Vegetable serpent


My neighbor loves to try new plants, no matter how weird or difficult to grow in our area. This is a cucuzzi gourd from his garden. He harvested one fruit that was 4.5 ft. long! One gourd can feed our entire block.

I read that some Italian growers train the vines to grow along tree branches so that the fruit will hang down for convenient harvest. They can be prepared and eaten as a summer squash when young. I sliced this one and fried it with garlic. Delicious.

6 Comments on “Vegetable serpent

  1. This has got to be a close relative of the zucchetta squash (also a member of the gourd family) we're growing in the demo garden, but not quite the same thing since that tends to swell out in a bulb at the end. I know we have pictures somewhere and I've been meaning to post them – will do that soon!

    Like

  2. What's coming up for fall crops? I am putting in lettuce and kale, of course. Is it too late to plant peas? Anything else I should try to get in now?

    Like

  3. I think 'Tromboncino' is another name for the same squash you are describing. Some have it classified as Cucurbita moschata. The cucuzzi is in the Lagenaria genus.

    Like

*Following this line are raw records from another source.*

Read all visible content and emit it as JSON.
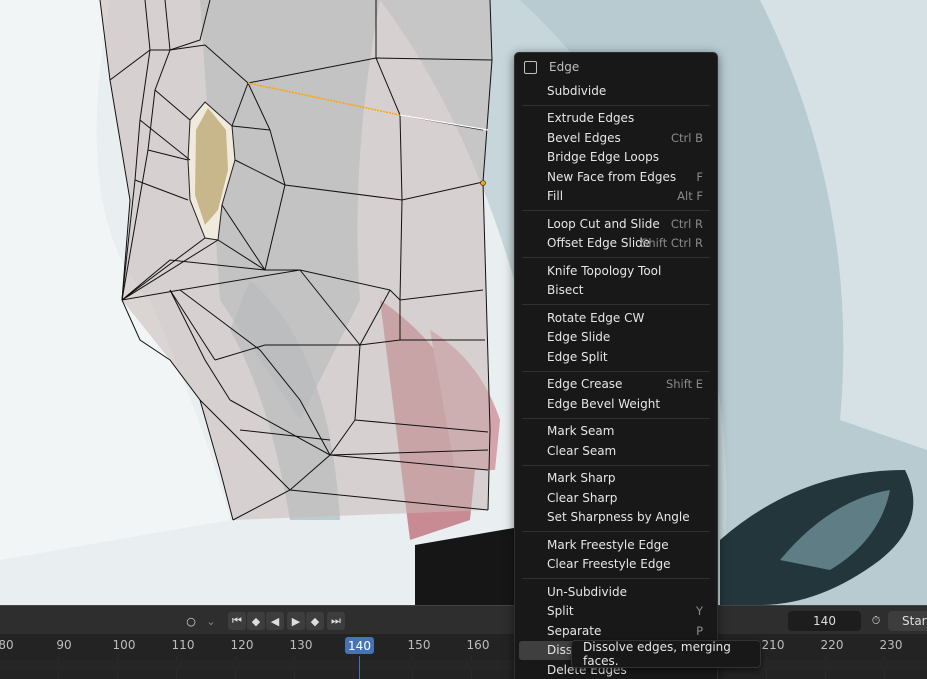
{
  "context_menu": {
    "title": "Edge",
    "items": [
      {
        "label": "Subdivide",
        "shortcut": ""
      },
      {
        "sep": true
      },
      {
        "label": "Extrude Edges",
        "shortcut": ""
      },
      {
        "label": "Bevel Edges",
        "shortcut": "Ctrl B"
      },
      {
        "label": "Bridge Edge Loops",
        "shortcut": ""
      },
      {
        "label": "New Face from Edges",
        "shortcut": "F"
      },
      {
        "label": "Fill",
        "shortcut": "Alt F"
      },
      {
        "sep": true
      },
      {
        "label": "Loop Cut and Slide",
        "shortcut": "Ctrl R"
      },
      {
        "label": "Offset Edge Slide",
        "shortcut": "Shift Ctrl R"
      },
      {
        "sep": true
      },
      {
        "label": "Knife Topology Tool",
        "shortcut": ""
      },
      {
        "label": "Bisect",
        "shortcut": ""
      },
      {
        "sep": true
      },
      {
        "label": "Rotate Edge CW",
        "shortcut": ""
      },
      {
        "label": "Edge Slide",
        "shortcut": ""
      },
      {
        "label": "Edge Split",
        "shortcut": ""
      },
      {
        "sep": true
      },
      {
        "label": "Edge Crease",
        "shortcut": "Shift E"
      },
      {
        "label": "Edge Bevel Weight",
        "shortcut": ""
      },
      {
        "sep": true
      },
      {
        "label": "Mark Seam",
        "shortcut": ""
      },
      {
        "label": "Clear Seam",
        "shortcut": ""
      },
      {
        "sep": true
      },
      {
        "label": "Mark Sharp",
        "shortcut": ""
      },
      {
        "label": "Clear Sharp",
        "shortcut": ""
      },
      {
        "label": "Set Sharpness by Angle",
        "shortcut": ""
      },
      {
        "sep": true
      },
      {
        "label": "Mark Freestyle Edge",
        "shortcut": ""
      },
      {
        "label": "Clear Freestyle Edge",
        "shortcut": ""
      },
      {
        "sep": true
      },
      {
        "label": "Un-Subdivide",
        "shortcut": ""
      },
      {
        "label": "Split",
        "shortcut": "Y"
      },
      {
        "label": "Separate",
        "shortcut": "P"
      },
      {
        "label": "Diss",
        "shortcut": "",
        "highlighted": true
      },
      {
        "label": "Delete Edges",
        "shortcut": ""
      }
    ]
  },
  "tooltip": "Dissolve edges, merging faces.",
  "timeline": {
    "current_frame": "140",
    "frame_field": "140",
    "start_label": "Start",
    "ticks": [
      "80",
      "90",
      "100",
      "110",
      "120",
      "130",
      "140",
      "150",
      "160",
      "210",
      "220",
      "230"
    ]
  },
  "colors": {
    "accent": "#4772b3",
    "menu_bg": "#181818",
    "selected_edge": "#ffa500"
  }
}
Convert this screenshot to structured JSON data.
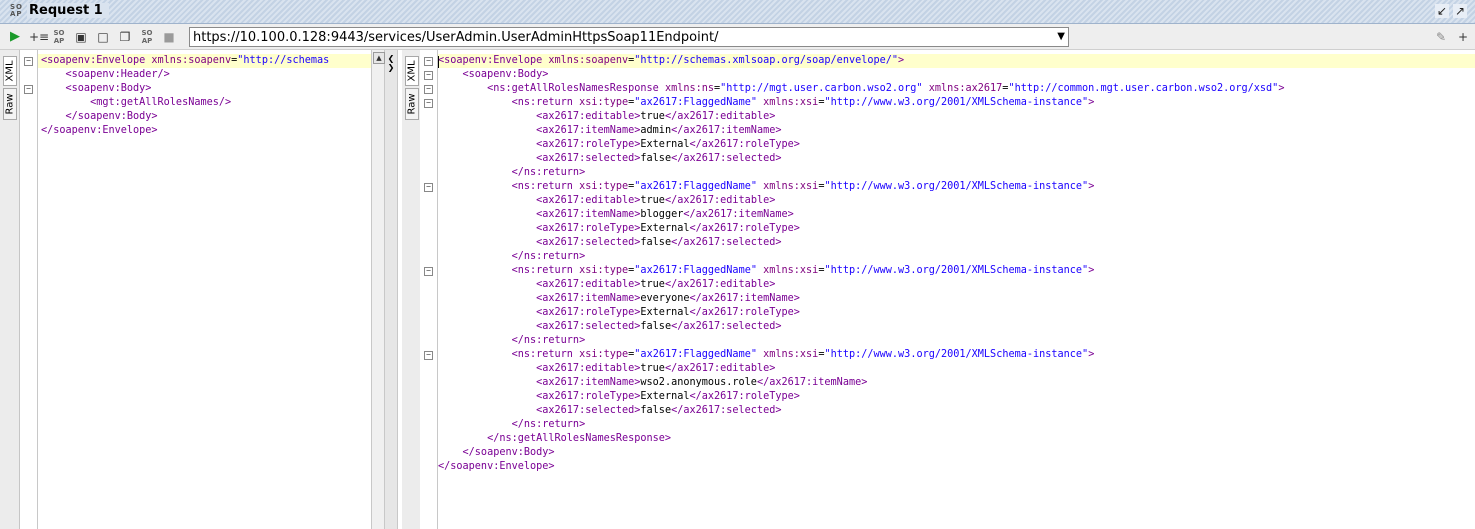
{
  "title_bar": {
    "soap_logo": "SO AP",
    "title": "Request 1",
    "restore_icon": "restore-icon",
    "maximize_icon": "maximize-icon"
  },
  "toolbar": {
    "url": "https://10.100.0.128:9443/services/UserAdmin.UserAdminHttpsSoap11Endpoint/",
    "icons": [
      "run-icon",
      "add-assertion-icon",
      "soap-logo-icon",
      "soap-logo-icon",
      "fit-icon",
      "window-icon",
      "copy-icon",
      "soap-logo-icon",
      "stop-icon",
      "dropdown-icon",
      "settings-icon",
      "add-icon"
    ]
  },
  "request_panel": {
    "tabs": [
      "XML",
      "Raw"
    ],
    "lines": [
      [
        {
          "t": "<soapenv:Envelope ",
          "c": "tag"
        },
        {
          "t": "xmlns:soapenv",
          "c": "attr"
        },
        {
          "t": "=",
          "c": "txt"
        },
        {
          "t": "\"http://schemas",
          "c": "val"
        }
      ],
      [
        {
          "t": "    <soapenv:Header/>",
          "c": "tag"
        }
      ],
      [
        {
          "t": "    <soapenv:Body>",
          "c": "tag"
        }
      ],
      [
        {
          "t": "        <mgt:getAllRolesNames/>",
          "c": "tag"
        }
      ],
      [
        {
          "t": "    </soapenv:Body>",
          "c": "tag"
        }
      ],
      [
        {
          "t": "</soapenv:Envelope>",
          "c": "tag"
        }
      ]
    ]
  },
  "response_panel": {
    "tabs": [
      "XML",
      "Raw"
    ],
    "lines": [
      [
        {
          "t": "<soapenv:Envelope ",
          "c": "tag"
        },
        {
          "t": "xmlns:soapenv",
          "c": "attr"
        },
        {
          "t": "=",
          "c": "txt"
        },
        {
          "t": "\"http://schemas.xmlsoap.org/soap/envelope/\"",
          "c": "val"
        },
        {
          "t": ">",
          "c": "tag"
        }
      ],
      [
        {
          "t": "    <soapenv:Body>",
          "c": "tag"
        }
      ],
      [
        {
          "t": "        <ns:getAllRolesNamesResponse ",
          "c": "tag"
        },
        {
          "t": "xmlns:ns",
          "c": "attr"
        },
        {
          "t": "=",
          "c": "txt"
        },
        {
          "t": "\"http://mgt.user.carbon.wso2.org\"",
          "c": "val"
        },
        {
          "t": " xmlns:ax2617",
          "c": "attr"
        },
        {
          "t": "=",
          "c": "txt"
        },
        {
          "t": "\"http://common.mgt.user.carbon.wso2.org/xsd\"",
          "c": "val"
        },
        {
          "t": ">",
          "c": "tag"
        }
      ],
      [
        {
          "t": "            <ns:return ",
          "c": "tag"
        },
        {
          "t": "xsi:type",
          "c": "attr"
        },
        {
          "t": "=",
          "c": "txt"
        },
        {
          "t": "\"ax2617:FlaggedName\"",
          "c": "val"
        },
        {
          "t": " xmlns:xsi",
          "c": "attr"
        },
        {
          "t": "=",
          "c": "txt"
        },
        {
          "t": "\"http://www.w3.org/2001/XMLSchema-instance\"",
          "c": "val"
        },
        {
          "t": ">",
          "c": "tag"
        }
      ],
      [
        {
          "t": "                <ax2617:editable>",
          "c": "tag"
        },
        {
          "t": "true",
          "c": "txt"
        },
        {
          "t": "</ax2617:editable>",
          "c": "tag"
        }
      ],
      [
        {
          "t": "                <ax2617:itemName>",
          "c": "tag"
        },
        {
          "t": "admin",
          "c": "txt"
        },
        {
          "t": "</ax2617:itemName>",
          "c": "tag"
        }
      ],
      [
        {
          "t": "                <ax2617:roleType>",
          "c": "tag"
        },
        {
          "t": "External",
          "c": "txt"
        },
        {
          "t": "</ax2617:roleType>",
          "c": "tag"
        }
      ],
      [
        {
          "t": "                <ax2617:selected>",
          "c": "tag"
        },
        {
          "t": "false",
          "c": "txt"
        },
        {
          "t": "</ax2617:selected>",
          "c": "tag"
        }
      ],
      [
        {
          "t": "            </ns:return>",
          "c": "tag"
        }
      ],
      [
        {
          "t": "            <ns:return ",
          "c": "tag"
        },
        {
          "t": "xsi:type",
          "c": "attr"
        },
        {
          "t": "=",
          "c": "txt"
        },
        {
          "t": "\"ax2617:FlaggedName\"",
          "c": "val"
        },
        {
          "t": " xmlns:xsi",
          "c": "attr"
        },
        {
          "t": "=",
          "c": "txt"
        },
        {
          "t": "\"http://www.w3.org/2001/XMLSchema-instance\"",
          "c": "val"
        },
        {
          "t": ">",
          "c": "tag"
        }
      ],
      [
        {
          "t": "                <ax2617:editable>",
          "c": "tag"
        },
        {
          "t": "true",
          "c": "txt"
        },
        {
          "t": "</ax2617:editable>",
          "c": "tag"
        }
      ],
      [
        {
          "t": "                <ax2617:itemName>",
          "c": "tag"
        },
        {
          "t": "blogger",
          "c": "txt"
        },
        {
          "t": "</ax2617:itemName>",
          "c": "tag"
        }
      ],
      [
        {
          "t": "                <ax2617:roleType>",
          "c": "tag"
        },
        {
          "t": "External",
          "c": "txt"
        },
        {
          "t": "</ax2617:roleType>",
          "c": "tag"
        }
      ],
      [
        {
          "t": "                <ax2617:selected>",
          "c": "tag"
        },
        {
          "t": "false",
          "c": "txt"
        },
        {
          "t": "</ax2617:selected>",
          "c": "tag"
        }
      ],
      [
        {
          "t": "            </ns:return>",
          "c": "tag"
        }
      ],
      [
        {
          "t": "            <ns:return ",
          "c": "tag"
        },
        {
          "t": "xsi:type",
          "c": "attr"
        },
        {
          "t": "=",
          "c": "txt"
        },
        {
          "t": "\"ax2617:FlaggedName\"",
          "c": "val"
        },
        {
          "t": " xmlns:xsi",
          "c": "attr"
        },
        {
          "t": "=",
          "c": "txt"
        },
        {
          "t": "\"http://www.w3.org/2001/XMLSchema-instance\"",
          "c": "val"
        },
        {
          "t": ">",
          "c": "tag"
        }
      ],
      [
        {
          "t": "                <ax2617:editable>",
          "c": "tag"
        },
        {
          "t": "true",
          "c": "txt"
        },
        {
          "t": "</ax2617:editable>",
          "c": "tag"
        }
      ],
      [
        {
          "t": "                <ax2617:itemName>",
          "c": "tag"
        },
        {
          "t": "everyone",
          "c": "txt"
        },
        {
          "t": "</ax2617:itemName>",
          "c": "tag"
        }
      ],
      [
        {
          "t": "                <ax2617:roleType>",
          "c": "tag"
        },
        {
          "t": "External",
          "c": "txt"
        },
        {
          "t": "</ax2617:roleType>",
          "c": "tag"
        }
      ],
      [
        {
          "t": "                <ax2617:selected>",
          "c": "tag"
        },
        {
          "t": "false",
          "c": "txt"
        },
        {
          "t": "</ax2617:selected>",
          "c": "tag"
        }
      ],
      [
        {
          "t": "            </ns:return>",
          "c": "tag"
        }
      ],
      [
        {
          "t": "            <ns:return ",
          "c": "tag"
        },
        {
          "t": "xsi:type",
          "c": "attr"
        },
        {
          "t": "=",
          "c": "txt"
        },
        {
          "t": "\"ax2617:FlaggedName\"",
          "c": "val"
        },
        {
          "t": " xmlns:xsi",
          "c": "attr"
        },
        {
          "t": "=",
          "c": "txt"
        },
        {
          "t": "\"http://www.w3.org/2001/XMLSchema-instance\"",
          "c": "val"
        },
        {
          "t": ">",
          "c": "tag"
        }
      ],
      [
        {
          "t": "                <ax2617:editable>",
          "c": "tag"
        },
        {
          "t": "true",
          "c": "txt"
        },
        {
          "t": "</ax2617:editable>",
          "c": "tag"
        }
      ],
      [
        {
          "t": "                <ax2617:itemName>",
          "c": "tag"
        },
        {
          "t": "wso2.anonymous.role",
          "c": "txt"
        },
        {
          "t": "</ax2617:itemName>",
          "c": "tag"
        }
      ],
      [
        {
          "t": "                <ax2617:roleType>",
          "c": "tag"
        },
        {
          "t": "External",
          "c": "txt"
        },
        {
          "t": "</ax2617:roleType>",
          "c": "tag"
        }
      ],
      [
        {
          "t": "                <ax2617:selected>",
          "c": "tag"
        },
        {
          "t": "false",
          "c": "txt"
        },
        {
          "t": "</ax2617:selected>",
          "c": "tag"
        }
      ],
      [
        {
          "t": "            </ns:return>",
          "c": "tag"
        }
      ],
      [
        {
          "t": "        </ns:getAllRolesNamesResponse>",
          "c": "tag"
        }
      ],
      [
        {
          "t": "    </soapenv:Body>",
          "c": "tag"
        }
      ],
      [
        {
          "t": "</soapenv:Envelope>",
          "c": "tag"
        }
      ]
    ]
  },
  "colors": {
    "tag": "#7a0094",
    "attr": "#7f007f",
    "value": "#1a00ff",
    "text": "#000000",
    "current_line": "#ffffcc"
  }
}
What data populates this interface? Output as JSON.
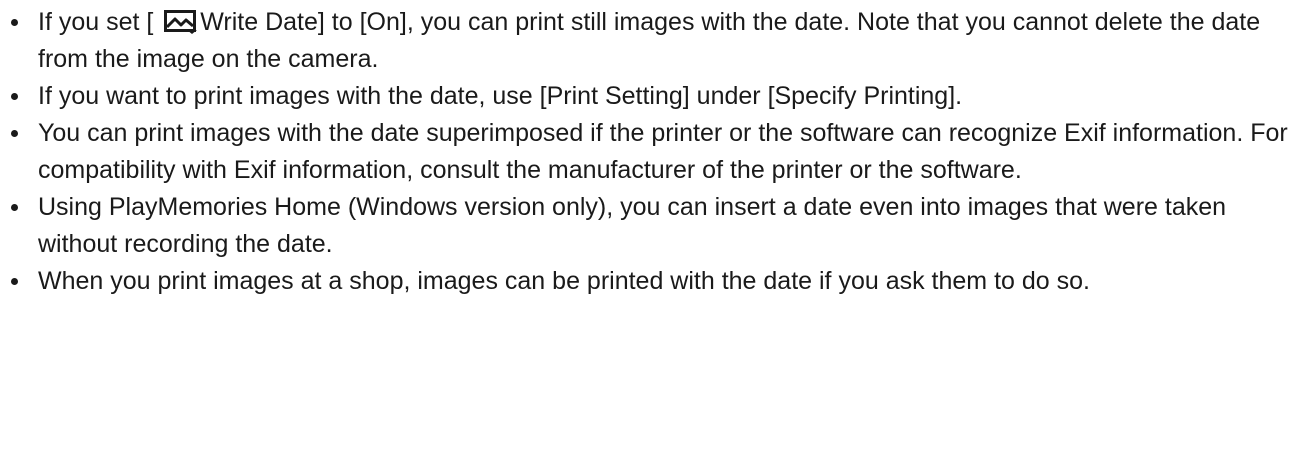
{
  "notes": [
    {
      "before_icon": "If you set [ ",
      "icon": "still-image-icon",
      "after_icon": "Write Date] to [On], you can print still images with the date. Note that you cannot delete the date from the image on the camera."
    },
    {
      "text": "If you want to print images with the date, use [Print Setting] under [Specify Printing]."
    },
    {
      "text": "You can print images with the date superimposed if the printer or the software can recognize Exif information. For compatibility with Exif information, consult the manufacturer of the printer or the software."
    },
    {
      "text": "Using PlayMemories Home (Windows version only), you can insert a date even into images that were taken without recording the date."
    },
    {
      "text": "When you print images at a shop, images can be printed with the date if you ask them to do so."
    }
  ]
}
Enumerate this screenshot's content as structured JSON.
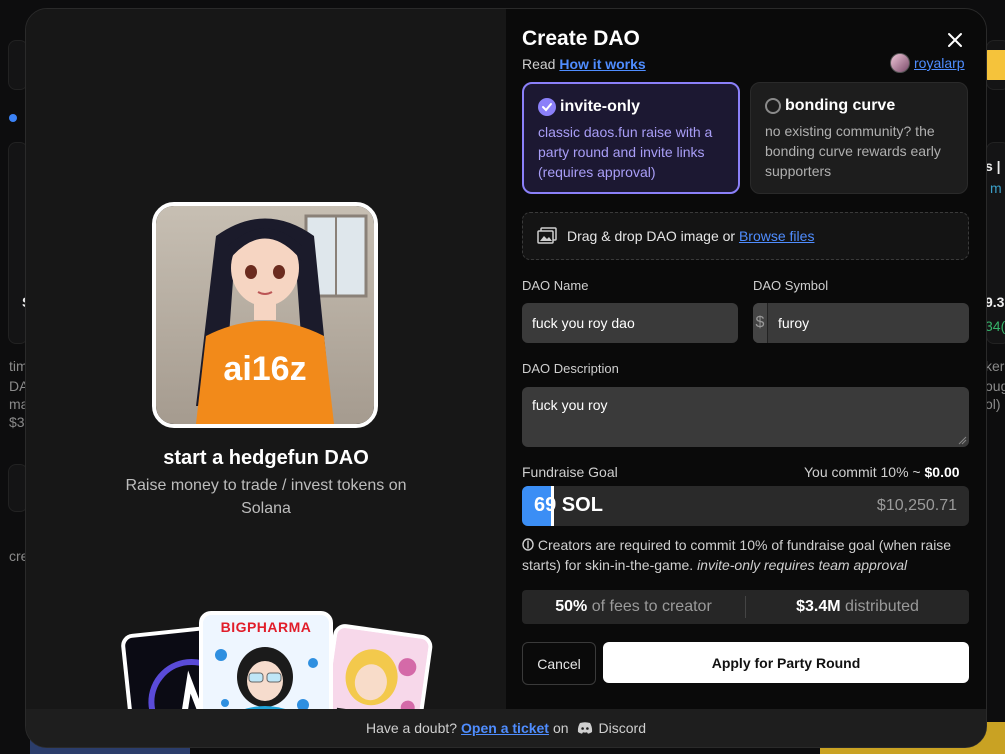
{
  "background": {
    "fragments": [
      "tim",
      "DA",
      "ma",
      "$3",
      "S",
      "cre",
      "s |",
      "m",
      "9.3",
      "34(",
      "ker",
      "oug",
      "ol)"
    ]
  },
  "modal": {
    "left": {
      "title": "start a hedgefun DAO",
      "subtitle": "Raise money to trade / invest tokens on Solana",
      "hero_text": "ai16z",
      "card_b_label": "BIGPHARMA"
    },
    "header": {
      "title": "Create DAO",
      "read_prefix": "Read",
      "how_link": "How it works",
      "username": "royalarp"
    },
    "options": [
      {
        "title": "invite-only",
        "desc": "classic daos.fun raise with a party round and invite links (requires approval)",
        "selected": true
      },
      {
        "title": "bonding curve",
        "desc": "no existing community? the bonding curve rewards early supporters",
        "selected": false
      }
    ],
    "dropzone": {
      "text": "Drag & drop DAO image or",
      "link": "Browse files"
    },
    "form": {
      "name_label": "DAO Name",
      "name_value": "fuck you roy dao",
      "symbol_label": "DAO Symbol",
      "symbol_prefix": "$",
      "symbol_value": "furoy",
      "desc_label": "DAO Description",
      "desc_value": "fuck you roy",
      "goal_label": "Fundraise Goal",
      "commit_prefix": "You commit 10% ~",
      "commit_value": "$0.00",
      "goal_value": "69 SOL",
      "goal_fill_fraction": 0.065,
      "goal_usd": "$10,250.71",
      "note_main": "Creators are required to commit 10% of fundraise goal (when raise starts) for skin-in-the-game.",
      "note_italic": "invite-only requires team approval"
    },
    "stats": {
      "fees_value": "50%",
      "fees_label": "of fees to creator",
      "dist_value": "$3.4M",
      "dist_label": "distributed"
    },
    "buttons": {
      "cancel": "Cancel",
      "apply": "Apply for Party Round"
    },
    "footer": {
      "prefix": "Have a doubt?",
      "link": "Open a ticket",
      "on": "on",
      "platform": "Discord"
    }
  },
  "colors": {
    "accent_purple": "#8b80f9",
    "link_blue": "#4f8dff",
    "goal_blue": "#3b8ef5"
  }
}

  4. I'll be planting arugula, spinach, mustard and radish here in Central MD. I will also plant beets without much hope of getting decent size roots. It is too late to plant peas which are generally tough to pull off here as a fall crop.

    I'll also plant garlic in Oct-Nov and cover crops in the next week or two- winter oats, forage radfish, and crimson clover.

    Like

  5. How are sweet potatoe vines eaten? Raw or cooked? I harvested 70 pounds of paste tomatoes this season and got about 12 quarts of tomatoe sauce plus some whole frozen and canned tomatoes. Has anyone made a greenhouse with removeable panes to convert into an open garden space during regular growing season? I would like to hear of any successful attempts to do this.

    Like

  6. Harvest young leaves and stems throughout the growing season and eat them fresh, boiled, or sauteed. I like to chop and add then to pasta dishes, frittatas, and stir-fry. I have read that the leaves have a higher protein content than the roots (on a dry weight basis).

    Like

Leave a Reply

Fill in your details below or click an icon to log in:

WordPress.com Logo

You are commenting using your WordPress.com account. Log Out / Change )

Twitter picture

You are commenting using your Twitter account. Log Out / Change )

Facebook photo

You are commenting using your Facebook account. Log Out / Change )

Google+ photo

You are commenting using your Google+ account. Log Out / Change )

Connecting to %s

%d bloggers like this: